In 2003, the PHOX2B gene was identified as the disease-defining gene for CCHS, providing pathologists the means to definitively diagnose this disease and provide early treatment.

In about 10% of cases, other mutations at the same location are involved. Parents who wish to have additional children after having a child with CCHS are encouraged to seek genetic counseling.


Most affected individuals have an onset shortly after birth, though cases have also been diagnosed in utero. Symptoms may appear in milder cases with the use of anesthesia or sedatives.

People with CCHS take shallow breaths (hypoventilate), especially during sleep, resulting in a shortage of oxygen and a buildup of carbon dioxide in the blood.

Reduced and shallow breathing is most apparent in non-REM sleep but can even occur during REM sleep or when fully awake, albeit to a lesser degree.

Other symptoms include acid reflux and poor upper gastrointestinal motility, which manifests with nausea, pain, dysphagia (difficulty swallowing), and vomiting.


Treatment involves the use of a mechanical ventilator connected to a tracheostomy tube in front of the throat. The ventilator ensures normal breathing whenever the person goes to sleep, even during naps. If this were not used, someone with CCHS could die anytime they fall asleep.

Reflux is often treated with medications, while poor upper gastrointestinal motility may often be managed with diet and altered eating habits.

Due to the nature of the treatment, families of those afflicted often become adept at managing the equipment required to maintain normal breathing. It may initially seem intimidating, but help within the hospital setting allows a smooth transition to treatment at home. Guidance from respiratory therapists, including possible at-home assistance, can ease this adjustment.

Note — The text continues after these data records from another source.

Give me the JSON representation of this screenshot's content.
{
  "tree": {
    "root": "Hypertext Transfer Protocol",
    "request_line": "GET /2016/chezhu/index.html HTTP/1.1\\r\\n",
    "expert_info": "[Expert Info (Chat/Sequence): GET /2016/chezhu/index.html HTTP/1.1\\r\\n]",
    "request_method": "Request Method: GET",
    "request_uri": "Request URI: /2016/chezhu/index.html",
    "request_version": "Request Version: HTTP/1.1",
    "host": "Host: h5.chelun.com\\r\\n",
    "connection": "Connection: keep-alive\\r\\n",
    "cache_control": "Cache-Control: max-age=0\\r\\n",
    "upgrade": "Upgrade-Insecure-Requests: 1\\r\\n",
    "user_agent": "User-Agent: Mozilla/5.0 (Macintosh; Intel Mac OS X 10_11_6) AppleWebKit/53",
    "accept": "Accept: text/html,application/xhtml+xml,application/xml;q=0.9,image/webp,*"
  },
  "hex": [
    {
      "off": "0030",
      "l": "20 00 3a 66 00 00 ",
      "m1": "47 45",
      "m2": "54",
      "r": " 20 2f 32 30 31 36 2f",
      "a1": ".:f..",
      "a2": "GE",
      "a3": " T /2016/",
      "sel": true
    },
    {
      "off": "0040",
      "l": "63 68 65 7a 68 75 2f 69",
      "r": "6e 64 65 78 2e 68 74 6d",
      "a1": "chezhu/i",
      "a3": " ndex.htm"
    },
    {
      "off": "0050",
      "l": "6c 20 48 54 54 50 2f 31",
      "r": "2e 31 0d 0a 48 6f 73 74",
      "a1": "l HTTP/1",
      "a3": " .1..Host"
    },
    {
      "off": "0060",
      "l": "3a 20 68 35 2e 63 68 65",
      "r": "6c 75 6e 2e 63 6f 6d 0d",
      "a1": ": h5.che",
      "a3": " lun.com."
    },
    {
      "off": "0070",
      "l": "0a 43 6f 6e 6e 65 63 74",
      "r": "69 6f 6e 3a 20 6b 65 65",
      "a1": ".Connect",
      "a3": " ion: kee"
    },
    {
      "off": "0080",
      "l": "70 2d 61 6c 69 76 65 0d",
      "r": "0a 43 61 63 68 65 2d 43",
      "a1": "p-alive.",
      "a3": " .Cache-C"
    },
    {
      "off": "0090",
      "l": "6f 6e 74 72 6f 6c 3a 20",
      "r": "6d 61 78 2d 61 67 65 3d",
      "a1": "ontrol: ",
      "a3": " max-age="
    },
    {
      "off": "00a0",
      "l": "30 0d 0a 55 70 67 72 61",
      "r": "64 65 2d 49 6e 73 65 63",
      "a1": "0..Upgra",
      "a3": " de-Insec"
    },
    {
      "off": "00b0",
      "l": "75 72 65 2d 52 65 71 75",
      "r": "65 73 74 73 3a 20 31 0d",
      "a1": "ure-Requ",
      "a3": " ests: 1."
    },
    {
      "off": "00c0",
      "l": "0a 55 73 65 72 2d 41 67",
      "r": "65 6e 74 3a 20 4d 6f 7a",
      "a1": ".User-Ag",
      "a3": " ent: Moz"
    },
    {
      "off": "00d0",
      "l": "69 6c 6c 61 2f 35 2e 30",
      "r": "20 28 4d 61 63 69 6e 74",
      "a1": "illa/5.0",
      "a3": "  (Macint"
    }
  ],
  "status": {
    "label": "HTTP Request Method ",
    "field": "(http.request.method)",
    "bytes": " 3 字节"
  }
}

A Word From Verywell

If you are interested in learning more about Ondine's curse, especially if you have an affected child, it is recommended that you consider a consultation with a pediatric pulmonologist at an academic medical center.

Due to the rarity of the condition and the seriousness of the potential consequences, the care of a specialist will initially be required. It may also be possible to network with other affected families who are managing the condition. This social support may be helpful for many reasons. Reach out to get the help that you need from a specialist to optimize the health and well-being of your child and family.

1 Source
Verywell Health uses only high-quality sources, including peer-reviewed studies, to support the facts within our articles. Read our editorial process to learn more about how we fact-check and keep our content accurate, reliable, and trustworthy.
  1. Weese-Mayer DE, Berry-Kravis EM, Zhou L, et al. Idiopathic congenital central hypoventilation syndrome: Analysis of genes pertinent to early autonomic nervous system embryologic development and identification of mutations in PHOX2bAm J Med Genet. 2003;123A(3):267-78. doi:10.1002/ajmg.a.20527

Additional Reading
  • Amiel J et al. "Polyalanine expansion and frameshift mutations of the paired-like homeobox gene PHOX2B in congenital central hypoventilation syndrome." Nat Genet 2003;33(4):459-461.
  • Chen ML, Keens TG. "Congenital central hypoventilation syndrome: not just another rare disorder." Paediatr Respir Rev 2004;5(3):182-189.
  • Faraco J and Mignot E. "Genetics of Sleep and Sleep Disorders in Humans." In Principles and Practices of Sleep Medicine, Elsevier, 2011, pp. 93-94.

By Brandon Peters, MD
Brandon Peters, MD, is a board-certified neurologist and sleep medicine specialist.